---- RECORD EXCERPTS

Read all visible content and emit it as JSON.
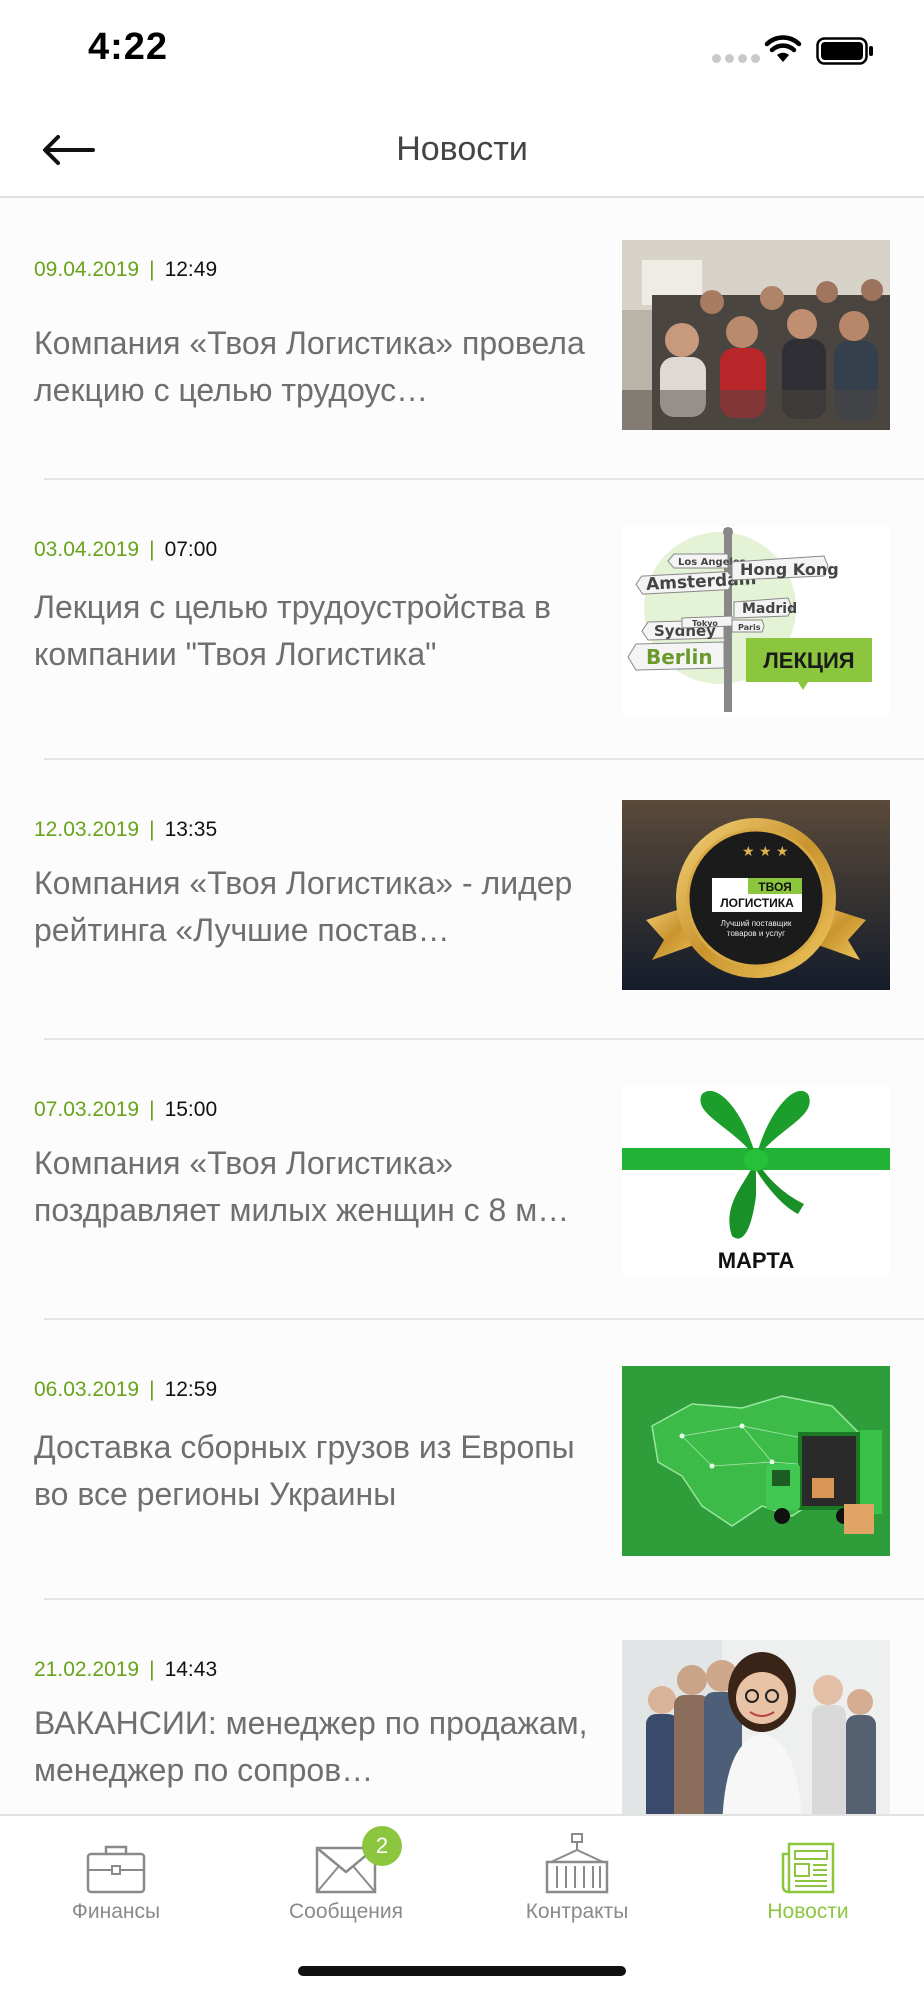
{
  "status_bar": {
    "time": "4:22"
  },
  "header": {
    "title": "Новости"
  },
  "news": [
    {
      "date": "09.04.2019",
      "separator": "|",
      "time": "12:49",
      "title": "Компания «Твоя Логистика» провела лекцию с целью трудоус…",
      "image": "seminar-audience-photo"
    },
    {
      "date": "03.04.2019",
      "separator": "|",
      "time": "07:00",
      "title": "Лекция с целью трудоустройства в компании \"Твоя Логистика\"",
      "image": "signpost-lecture-illustration"
    },
    {
      "date": "12.03.2019",
      "separator": "|",
      "time": "13:35",
      "title": "Компания «Твоя Логистика» - лидер рейтинга «Лучшие постав…",
      "image": "award-badge-illustration"
    },
    {
      "date": "07.03.2019",
      "separator": "|",
      "time": "15:00",
      "title": "Компания «Твоя Логистика» поздравляет милых женщин с 8 м…",
      "image": "green-ribbon-march-illustration"
    },
    {
      "date": "06.03.2019",
      "separator": "|",
      "time": "12:59",
      "title": "Доставка  сборных  грузов из Европы  во все регионы Украины",
      "image": "ukraine-map-truck-illustration"
    },
    {
      "date": "21.02.2019",
      "separator": "|",
      "time": "14:43",
      "title": "ВАКАНСИИ: менеджер по продажам, менеджер по сопров…",
      "image": "team-photo"
    }
  ],
  "images": {
    "signpost_words": [
      "Los Angeles",
      "Amsterdam",
      "Hong Kong",
      "Madrid",
      "Sydney",
      "Berlin",
      "Tokyo",
      "Paris"
    ],
    "lecture_label": "ЛЕКЦИЯ",
    "award_brand_line1": "ТВОЯ",
    "award_brand_line2": "ЛОГИСТИКА",
    "award_text_line1": "Лучший поставщик",
    "award_text_line2": "товаров и услуг",
    "ribbon_caption": "МАРТА"
  },
  "tabs": [
    {
      "label": "Финансы",
      "icon": "briefcase-icon",
      "active": false
    },
    {
      "label": "Сообщения",
      "icon": "envelope-icon",
      "badge": "2",
      "active": false
    },
    {
      "label": "Контракты",
      "icon": "container-crane-icon",
      "active": false
    },
    {
      "label": "Новости",
      "icon": "newspaper-icon",
      "active": true
    }
  ],
  "colors": {
    "accent": "#8cc63f",
    "date_green": "#69a31a",
    "title_gray": "#6f6f6f",
    "tab_gray": "#8a8a8a"
  }
}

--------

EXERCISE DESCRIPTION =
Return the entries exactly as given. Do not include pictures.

ANSWER FOR THE TASK =
Read all visible content and emit it as JSON.
{
  "status_bar": {
    "time": "4:22"
  },
  "header": {
    "title": "Новости"
  },
  "news": [
    {
      "date": "09.04.2019",
      "separator": "|",
      "time": "12:49",
      "title": "Компания «Твоя Логистика» провела лекцию с целью трудоус…",
      "image": "seminar-audience-photo"
    },
    {
      "date": "03.04.2019",
      "separator": "|",
      "time": "07:00",
      "title": "Лекция с целью трудоустройства в компании \"Твоя Логистика\"",
      "image": "signpost-lecture-illustration"
    },
    {
      "date": "12.03.2019",
      "separator": "|",
      "time": "13:35",
      "title": "Компания «Твоя Логистика» - лидер рейтинга «Лучшие постав…",
      "image": "award-badge-illustration"
    },
    {
      "date": "07.03.2019",
      "separator": "|",
      "time": "15:00",
      "title": "Компания «Твоя Логистика» поздравляет милых женщин с 8 м…",
      "image": "green-ribbon-march-illustration"
    },
    {
      "date": "06.03.2019",
      "separator": "|",
      "time": "12:59",
      "title": "Доставка  сборных  грузов из Европы  во все регионы Украины",
      "image": "ukraine-map-truck-illustration"
    },
    {
      "date": "21.02.2019",
      "separator": "|",
      "time": "14:43",
      "title": "ВАКАНСИИ: менеджер по продажам, менеджер по сопров…",
      "image": "team-photo"
    }
  ],
  "images": {
    "signpost_words": [
      "Los Angeles",
      "Amsterdam",
      "Hong Kong",
      "Madrid",
      "Sydney",
      "Berlin",
      "Tokyo",
      "Paris"
    ],
    "lecture_label": "ЛЕКЦИЯ",
    "award_brand_line1": "ТВОЯ",
    "award_brand_line2": "ЛОГИСТИКА",
    "award_text_line1": "Лучший поставщик",
    "award_text_line2": "товаров и услуг",
    "ribbon_caption": "МАРТА"
  },
  "tabs": [
    {
      "label": "Финансы",
      "icon": "briefcase-icon",
      "active": false
    },
    {
      "label": "Сообщения",
      "icon": "envelope-icon",
      "badge": "2",
      "active": false
    },
    {
      "label": "Контракты",
      "icon": "container-crane-icon",
      "active": false
    },
    {
      "label": "Новости",
      "icon": "newspaper-icon",
      "active": true
    }
  ],
  "colors": {
    "accent": "#8cc63f",
    "date_green": "#69a31a",
    "title_gray": "#6f6f6f",
    "tab_gray": "#8a8a8a"
  }
}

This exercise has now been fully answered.